:: Task directions ::
All records below are to be repeated precisely, with nothing added.

:: Extracted data ::

· · · ·

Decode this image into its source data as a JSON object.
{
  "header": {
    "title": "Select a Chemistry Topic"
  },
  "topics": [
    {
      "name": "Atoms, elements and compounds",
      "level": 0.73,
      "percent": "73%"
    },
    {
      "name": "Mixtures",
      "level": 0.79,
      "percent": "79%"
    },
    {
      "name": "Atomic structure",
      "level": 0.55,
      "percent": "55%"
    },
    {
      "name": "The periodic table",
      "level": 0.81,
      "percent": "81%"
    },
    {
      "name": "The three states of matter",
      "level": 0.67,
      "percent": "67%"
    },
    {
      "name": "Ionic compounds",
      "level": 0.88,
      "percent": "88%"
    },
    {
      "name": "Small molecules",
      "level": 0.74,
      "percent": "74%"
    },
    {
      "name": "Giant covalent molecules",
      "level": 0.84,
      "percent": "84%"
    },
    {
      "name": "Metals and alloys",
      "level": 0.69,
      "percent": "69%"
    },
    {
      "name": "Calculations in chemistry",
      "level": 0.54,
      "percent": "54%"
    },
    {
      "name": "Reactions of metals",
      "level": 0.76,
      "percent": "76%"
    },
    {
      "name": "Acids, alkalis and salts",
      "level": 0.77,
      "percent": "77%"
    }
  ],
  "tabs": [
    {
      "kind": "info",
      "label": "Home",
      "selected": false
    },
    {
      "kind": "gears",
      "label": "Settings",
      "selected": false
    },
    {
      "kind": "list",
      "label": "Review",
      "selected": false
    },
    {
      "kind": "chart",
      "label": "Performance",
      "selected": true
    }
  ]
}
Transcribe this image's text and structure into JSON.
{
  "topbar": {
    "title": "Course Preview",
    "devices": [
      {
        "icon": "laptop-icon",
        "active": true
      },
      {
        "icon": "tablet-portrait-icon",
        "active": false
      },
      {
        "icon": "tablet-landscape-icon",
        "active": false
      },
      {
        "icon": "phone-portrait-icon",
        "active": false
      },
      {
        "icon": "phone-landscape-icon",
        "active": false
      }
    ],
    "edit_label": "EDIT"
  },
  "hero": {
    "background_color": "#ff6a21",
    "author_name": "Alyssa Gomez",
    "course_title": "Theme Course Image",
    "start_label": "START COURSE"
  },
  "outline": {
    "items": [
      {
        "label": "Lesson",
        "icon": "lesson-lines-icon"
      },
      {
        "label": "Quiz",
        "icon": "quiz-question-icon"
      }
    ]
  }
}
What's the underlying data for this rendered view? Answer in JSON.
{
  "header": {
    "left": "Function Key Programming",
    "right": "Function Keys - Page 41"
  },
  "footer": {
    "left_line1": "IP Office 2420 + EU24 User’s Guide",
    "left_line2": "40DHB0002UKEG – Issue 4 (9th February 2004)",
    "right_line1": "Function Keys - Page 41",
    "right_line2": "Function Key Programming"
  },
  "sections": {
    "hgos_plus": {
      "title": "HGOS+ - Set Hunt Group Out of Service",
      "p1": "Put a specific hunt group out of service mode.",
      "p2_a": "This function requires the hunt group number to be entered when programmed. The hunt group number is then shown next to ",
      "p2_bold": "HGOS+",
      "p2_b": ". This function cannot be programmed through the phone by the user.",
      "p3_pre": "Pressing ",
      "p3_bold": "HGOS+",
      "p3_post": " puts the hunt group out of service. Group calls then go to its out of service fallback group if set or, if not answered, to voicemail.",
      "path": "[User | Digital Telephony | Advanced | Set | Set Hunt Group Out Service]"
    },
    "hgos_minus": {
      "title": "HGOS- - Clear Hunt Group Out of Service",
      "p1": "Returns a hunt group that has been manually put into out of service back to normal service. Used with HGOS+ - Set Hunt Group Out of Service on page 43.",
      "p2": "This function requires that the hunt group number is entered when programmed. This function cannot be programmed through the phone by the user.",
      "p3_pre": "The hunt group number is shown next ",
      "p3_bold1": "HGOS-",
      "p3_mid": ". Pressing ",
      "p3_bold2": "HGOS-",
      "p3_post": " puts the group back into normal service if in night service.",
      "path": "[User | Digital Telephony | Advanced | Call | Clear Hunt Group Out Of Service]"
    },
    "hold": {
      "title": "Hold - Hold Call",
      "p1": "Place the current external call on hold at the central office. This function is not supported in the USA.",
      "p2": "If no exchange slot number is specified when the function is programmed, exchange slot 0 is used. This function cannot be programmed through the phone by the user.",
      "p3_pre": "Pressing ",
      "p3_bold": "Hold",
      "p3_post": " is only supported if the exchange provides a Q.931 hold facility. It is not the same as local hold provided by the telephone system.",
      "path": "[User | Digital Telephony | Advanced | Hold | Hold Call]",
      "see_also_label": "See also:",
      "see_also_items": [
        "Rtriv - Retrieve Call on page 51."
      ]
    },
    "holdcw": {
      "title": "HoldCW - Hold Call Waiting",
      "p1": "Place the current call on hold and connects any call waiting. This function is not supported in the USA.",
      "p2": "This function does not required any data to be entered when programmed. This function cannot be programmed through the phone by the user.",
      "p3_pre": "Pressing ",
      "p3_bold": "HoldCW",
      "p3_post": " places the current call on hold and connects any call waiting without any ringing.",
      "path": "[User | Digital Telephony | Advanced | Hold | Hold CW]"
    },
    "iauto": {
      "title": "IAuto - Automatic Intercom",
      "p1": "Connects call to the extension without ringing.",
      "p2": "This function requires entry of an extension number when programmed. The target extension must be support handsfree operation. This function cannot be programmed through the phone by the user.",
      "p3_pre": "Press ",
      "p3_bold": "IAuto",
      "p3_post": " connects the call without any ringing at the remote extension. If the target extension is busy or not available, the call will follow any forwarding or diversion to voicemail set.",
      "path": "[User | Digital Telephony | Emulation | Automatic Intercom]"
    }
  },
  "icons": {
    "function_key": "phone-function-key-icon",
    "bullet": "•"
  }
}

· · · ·

:: Solution ::
Decode this image into its source data as a JSON object.
{
  "header": {
    "title": "Select a Chemistry Topic"
  },
  "topics": [
    {
      "name": "Atoms, elements and compounds",
      "level": 0.73,
      "percent": "73%"
    },
    {
      "name": "Mixtures",
      "level": 0.79,
      "percent": "79%"
    },
    {
      "name": "Atomic structure",
      "level": 0.55,
      "percent": "55%"
    },
    {
      "name": "The periodic table",
      "level": 0.81,
      "percent": "81%"
    },
    {
      "name": "The three states of matter",
      "level": 0.67,
      "percent": "67%"
    },
    {
      "name": "Ionic compounds",
      "level": 0.88,
      "percent": "88%"
    },
    {
      "name": "Small molecules",
      "level": 0.74,
      "percent": "74%"
    },
    {
      "name": "Giant covalent molecules",
      "level": 0.84,
      "percent": "84%"
    },
    {
      "name": "Metals and alloys",
      "level": 0.69,
      "percent": "69%"
    },
    {
      "name": "Calculations in chemistry",
      "level": 0.54,
      "percent": "54%"
    },
    {
      "name": "Reactions of metals",
      "level": 0.76,
      "percent": "76%"
    },
    {
      "name": "Acids, alkalis and salts",
      "level": 0.77,
      "percent": "77%"
    }
  ],
  "tabs": [
    {
      "kind": "info",
      "label": "Home",
      "selected": false
    },
    {
      "kind": "gears",
      "label": "Settings",
      "selected": false
    },
    {
      "kind": "list",
      "label": "Review",
      "selected": false
    },
    {
      "kind": "chart",
      "label": "Performance",
      "selected": true
    }
  ]
}
Transcribe this image's text and structure into JSON.
{
  "topbar": {
    "title": "Course Preview",
    "devices": [
      {
        "icon": "laptop-icon",
        "active": true
      },
      {
        "icon": "tablet-portrait-icon",
        "active": false
      },
      {
        "icon": "tablet-landscape-icon",
        "active": false
      },
      {
        "icon": "phone-portrait-icon",
        "active": false
      },
      {
        "icon": "phone-landscape-icon",
        "active": false
      }
    ],
    "edit_label": "EDIT"
  },
  "hero": {
    "background_color": "#ff6a21",
    "author_name": "Alyssa Gomez",
    "course_title": "Theme Course Image",
    "start_label": "START COURSE"
  },
  "outline": {
    "items": [
      {
        "label": "Lesson",
        "icon": "lesson-lines-icon"
      },
      {
        "label": "Quiz",
        "icon": "quiz-question-icon"
      }
    ]
  }
}
What's the underlying data for this rendered view? Answer in JSON.
{
  "header": {
    "left": "Function Key Programming",
    "right": "Function Keys - Page 41"
  },
  "footer": {
    "left_line1": "IP Office 2420 + EU24 User’s Guide",
    "left_line2": "40DHB0002UKEG – Issue 4 (9th February 2004)",
    "right_line1": "Function Keys - Page 41",
    "right_line2": "Function Key Programming"
  },
  "sections": {
    "hgos_plus": {
      "title": "HGOS+ - Set Hunt Group Out of Service",
      "p1": "Put a specific hunt group out of service mode.",
      "p2_a": "This function requires the hunt group number to be entered when programmed. The hunt group number is then shown next to ",
      "p2_bold": "HGOS+",
      "p2_b": ". This function cannot be programmed through the phone by the user.",
      "p3_pre": "Pressing ",
      "p3_bold": "HGOS+",
      "p3_post": " puts the hunt group out of service. Group calls then go to its out of service fallback group if set or, if not answered, to voicemail.",
      "path": "[User | Digital Telephony | Advanced | Set | Set Hunt Group Out Service]"
    },
    "hgos_minus": {
      "title": "HGOS- - Clear Hunt Group Out of Service",
      "p1": "Returns a hunt group that has been manually put into out of service back to normal service. Used with HGOS+ - Set Hunt Group Out of Service on page 43.",
      "p2": "This function requires that the hunt group number is entered when programmed. This function cannot be programmed through the phone by the user.",
      "p3_pre": "The hunt group number is shown next ",
      "p3_bold1": "HGOS-",
      "p3_mid": ". Pressing ",
      "p3_bold2": "HGOS-",
      "p3_post": " puts the group back into normal service if in night service.",
      "path": "[User | Digital Telephony | Advanced | Call | Clear Hunt Group Out Of Service]"
    },
    "hold": {
      "title": "Hold - Hold Call",
      "p1": "Place the current external call on hold at the central office. This function is not supported in the USA.",
      "p2": "If no exchange slot number is specified when the function is programmed, exchange slot 0 is used. This function cannot be programmed through the phone by the user.",
      "p3_pre": "Pressing ",
      "p3_bold": "Hold",
      "p3_post": " is only supported if the exchange provides a Q.931 hold facility. It is not the same as local hold provided by the telephone system.",
      "path": "[User | Digital Telephony | Advanced | Hold | Hold Call]",
      "see_also_label": "See also:",
      "see_also_items": [
        "Rtriv - Retrieve Call on page 51."
      ]
    },
    "holdcw": {
      "title": "HoldCW - Hold Call Waiting",
      "p1": "Place the current call on hold and connects any call waiting. This function is not supported in the USA.",
      "p2": "This function does not required any data to be entered when programmed. This function cannot be programmed through the phone by the user.",
      "p3_pre": "Pressing ",
      "p3_bold": "HoldCW",
      "p3_post": " places the current call on hold and connects any call waiting without any ringing.",
      "path": "[User | Digital Telephony | Advanced | Hold | Hold CW]"
    },
    "iauto": {
      "title": "IAuto - Automatic Intercom",
      "p1": "Connects call to the extension without ringing.",
      "p2": "This function requires entry of an extension number when programmed. The target extension must be support handsfree operation. This function cannot be programmed through the phone by the user.",
      "p3_pre": "Press ",
      "p3_bold": "IAuto",
      "p3_post": " connects the call without any ringing at the remote extension. If the target extension is busy or not available, the call will follow any forwarding or diversion to voicemail set.",
      "path": "[User | Digital Telephony | Emulation | Automatic Intercom]"
    }
  },
  "icons": {
    "function_key": "phone-function-key-icon",
    "bullet": "•"
  }
}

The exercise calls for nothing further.